        She responded, "If you tell me the truth, I'll serve you; if you fucking lie to me, I'll kick your underage ass out of here."
        "I'm 18," he lied, but reasonably within the realm of truth.
        She returned with a pint of McSorley's and said, "Do yourself a favor. Go up to 125th street and get a fake id."
        He never did. He never had to.

Reputations are forecasts for what's to come in some form or another.

        Emily and Will began dating in freshman year of high school. She was a cheerleader and with all the teenage boys bowing at her dancing feet, she chose Will.
        Emily selected Will even when he didn't know her... or so she said. She liked the absurdity of his presence, his ripped preppiness, his lousy taste in music, and his reputation, or lack of.  I very rarely looked in the mirror despite the fact that I knew there was something I wanted to look at.
        Emily grew to love him in that way that smart teenagers love, and Will, in his prolonged adolescence, loved her back. They cheated on and off in guilty fits, and returned to each other in the pastiness of youthful sentiments. They broke up and broke up again. They were innocent and baseless; they were drug experimenters, drinkers, and brawlers. 
        Emily met Will, as she always does, by cupping his face in her hands and kissing him, uninhibitedly, on the lips.
        "You're getting a little scruffy," she said as they sat at their table—the same table they always sat at in the back corner. "You're not going bohemian on me, are you?"
        "Just lazy," Will said as he ordered a pitcher of McSorley's.
        The bar was festive in its plastic way: Some faux garland lined the wainscoting and a small Christmas tree stood on the corner of the bar with a few twinkling lights and some lusterless tinsel. The radio was tuned to an endless list  of respectable rockers humiliating themselves to jingoistic Christmas drivel. 

Dilapidated churches. Eyesores. Detritus. Broken lanterns.

        Emily's eyes danced over Will. She was inspecting what belonged to her and she didn't much like what she saw. 
        "Still dating that crazy bitch with the big tits?" she asked. 
        "Kind of," he said. "Tried to break it off last week. Didn't fare too well."
        "Like with me."
        "Like with you." 

These silly little moments are incapable of expanding their meanings.

        "You have no heart left," Emily said as they paid the tab. 
        "Not for her. Not sure I ever had heart for her."
        "I knew it. It was for the sex."
        "I've learned a lot about the female body," he said.

I never wrote that it had anything to do with love. It all just adds to the depth of my feelings in general - so heightened. Do you really see this sense of self-preservation? Do you, Emily? Do you see what a coward I am? A "very complicated man," you say. There's nothing "complicated" about me. I'm feigning being deep. I'm a dilettante of depth.
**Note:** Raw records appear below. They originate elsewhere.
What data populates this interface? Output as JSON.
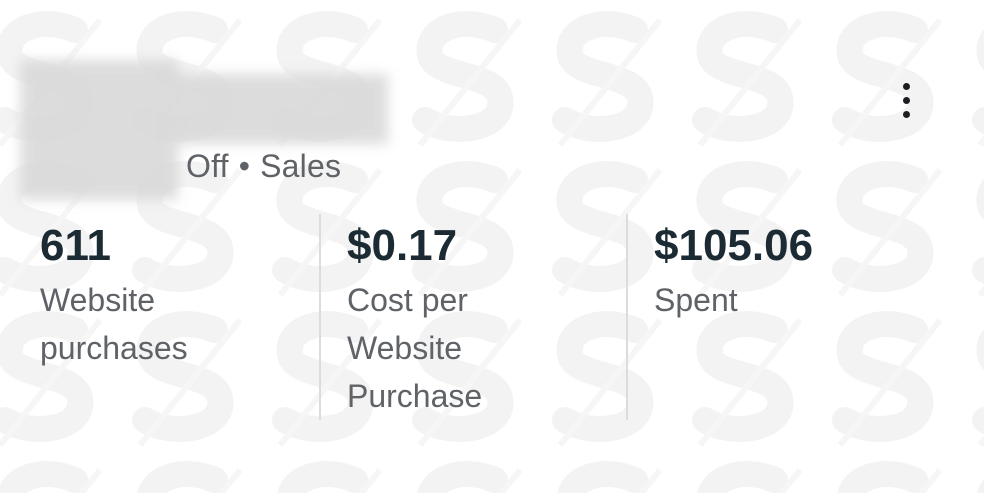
{
  "header": {
    "status": "Off",
    "separator": "•",
    "objective": "Sales",
    "more_icon": "more-vertical-icon"
  },
  "metrics": [
    {
      "value": "611",
      "label_lines": [
        "Website",
        "purchases"
      ]
    },
    {
      "value": "$0.17",
      "label_lines": [
        "Cost per",
        "Website",
        "Purchase"
      ]
    },
    {
      "value": "$105.06",
      "label_lines": [
        "Spent"
      ]
    }
  ],
  "colors": {
    "value_text": "#1c2b33",
    "label_text": "#5f6368",
    "divider": "#dcdcdc"
  }
}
        By the church, near the overflowing garbage can, under the broken streetlight: Emily's moon face looked up at him. She smiled the most knowing  smile he had ever seen.
        "Like what?" she asked.
        "Oh, you know."
        "Like what?"
        "I don't want to talk about this with you."
        "Well, I've learned a bit about men. I've been having killer sex with—"
        "Please spare me. I don't want to know."
        "Keen," she emphasized his name—Keeeeen. Keen sex.
        Will knew Keen. He was a Dead Head.
        "What's good for the goose,..."
        And on the corner of 72nd Street and Columbus Avenue, early morning, Emily pressed herself into Will and the warmth of her body reminded  him that it was winter.

So, this is the place that my stuttering personality, the one after a long night of drinking, ends up, huh?
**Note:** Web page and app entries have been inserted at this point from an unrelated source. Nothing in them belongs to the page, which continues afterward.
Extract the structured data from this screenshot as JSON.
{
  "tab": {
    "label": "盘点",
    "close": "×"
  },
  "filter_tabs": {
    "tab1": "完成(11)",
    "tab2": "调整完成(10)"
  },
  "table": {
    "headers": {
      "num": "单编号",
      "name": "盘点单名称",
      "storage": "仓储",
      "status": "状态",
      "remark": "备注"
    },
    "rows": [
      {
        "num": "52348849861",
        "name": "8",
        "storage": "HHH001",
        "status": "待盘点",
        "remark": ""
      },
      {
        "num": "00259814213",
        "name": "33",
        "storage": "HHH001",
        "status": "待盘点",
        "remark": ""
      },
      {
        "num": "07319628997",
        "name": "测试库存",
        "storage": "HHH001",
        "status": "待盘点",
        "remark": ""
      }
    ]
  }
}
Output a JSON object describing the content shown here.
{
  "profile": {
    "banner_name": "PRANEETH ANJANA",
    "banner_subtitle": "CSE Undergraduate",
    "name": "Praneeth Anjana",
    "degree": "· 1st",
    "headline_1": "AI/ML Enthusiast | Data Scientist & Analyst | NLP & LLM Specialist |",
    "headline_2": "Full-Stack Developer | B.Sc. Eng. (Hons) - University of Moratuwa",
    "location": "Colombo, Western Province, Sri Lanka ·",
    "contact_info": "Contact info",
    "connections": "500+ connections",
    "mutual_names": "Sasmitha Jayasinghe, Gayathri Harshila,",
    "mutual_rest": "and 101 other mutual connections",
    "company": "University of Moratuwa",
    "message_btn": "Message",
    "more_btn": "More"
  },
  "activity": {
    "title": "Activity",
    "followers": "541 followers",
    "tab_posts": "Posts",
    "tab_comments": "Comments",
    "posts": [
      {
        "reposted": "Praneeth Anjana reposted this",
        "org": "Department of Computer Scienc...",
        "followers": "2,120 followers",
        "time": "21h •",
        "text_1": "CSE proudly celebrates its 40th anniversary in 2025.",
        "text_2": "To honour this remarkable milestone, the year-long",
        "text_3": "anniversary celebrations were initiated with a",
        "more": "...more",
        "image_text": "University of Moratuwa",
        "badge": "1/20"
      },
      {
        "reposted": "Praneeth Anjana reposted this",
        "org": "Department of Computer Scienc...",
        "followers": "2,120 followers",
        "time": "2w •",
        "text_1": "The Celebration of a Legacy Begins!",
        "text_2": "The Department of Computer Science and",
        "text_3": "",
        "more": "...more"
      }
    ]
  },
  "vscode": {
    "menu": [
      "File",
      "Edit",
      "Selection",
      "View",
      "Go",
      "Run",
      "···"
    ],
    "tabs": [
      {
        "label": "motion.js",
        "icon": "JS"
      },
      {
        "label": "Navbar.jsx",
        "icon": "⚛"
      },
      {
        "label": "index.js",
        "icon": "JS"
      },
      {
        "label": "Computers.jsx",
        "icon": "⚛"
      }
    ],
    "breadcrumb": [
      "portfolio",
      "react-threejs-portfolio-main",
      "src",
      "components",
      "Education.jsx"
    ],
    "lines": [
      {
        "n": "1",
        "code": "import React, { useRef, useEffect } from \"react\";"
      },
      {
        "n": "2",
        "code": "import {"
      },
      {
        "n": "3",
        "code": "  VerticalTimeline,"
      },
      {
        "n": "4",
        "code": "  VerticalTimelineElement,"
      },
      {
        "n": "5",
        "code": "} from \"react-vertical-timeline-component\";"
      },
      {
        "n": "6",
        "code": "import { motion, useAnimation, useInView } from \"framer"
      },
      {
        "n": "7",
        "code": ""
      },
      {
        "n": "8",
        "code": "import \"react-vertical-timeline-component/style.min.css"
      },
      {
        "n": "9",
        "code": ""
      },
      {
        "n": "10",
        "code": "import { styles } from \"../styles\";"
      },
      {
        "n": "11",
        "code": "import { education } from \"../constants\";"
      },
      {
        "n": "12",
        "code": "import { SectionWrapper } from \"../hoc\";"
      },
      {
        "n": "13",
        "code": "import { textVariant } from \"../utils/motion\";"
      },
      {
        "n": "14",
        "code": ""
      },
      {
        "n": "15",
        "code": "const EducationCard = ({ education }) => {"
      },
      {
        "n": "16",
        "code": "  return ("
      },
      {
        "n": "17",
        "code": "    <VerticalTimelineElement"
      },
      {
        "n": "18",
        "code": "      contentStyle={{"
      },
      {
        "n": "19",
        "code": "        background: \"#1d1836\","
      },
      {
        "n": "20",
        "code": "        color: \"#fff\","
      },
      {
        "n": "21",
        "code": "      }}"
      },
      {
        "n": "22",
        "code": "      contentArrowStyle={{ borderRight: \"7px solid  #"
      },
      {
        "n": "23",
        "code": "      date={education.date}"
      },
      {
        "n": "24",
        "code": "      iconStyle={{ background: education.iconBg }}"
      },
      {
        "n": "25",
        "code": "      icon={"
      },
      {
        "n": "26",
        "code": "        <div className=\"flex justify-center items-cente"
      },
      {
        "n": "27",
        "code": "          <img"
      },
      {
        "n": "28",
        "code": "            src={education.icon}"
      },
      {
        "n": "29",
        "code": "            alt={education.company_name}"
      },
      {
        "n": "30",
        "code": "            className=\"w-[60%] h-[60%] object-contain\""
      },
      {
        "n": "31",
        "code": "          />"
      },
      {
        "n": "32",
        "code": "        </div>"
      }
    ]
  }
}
        She closed the valves of her attention and Will returned to school. 

        Frenzy is a fit of folly.

        Ivan remitted his son's tuition on time.

So, this method is meant to be interpreted, like dense, fabricated poems about imagined places and ice cream sandwiches.
Brian Katz
Published in Issue 32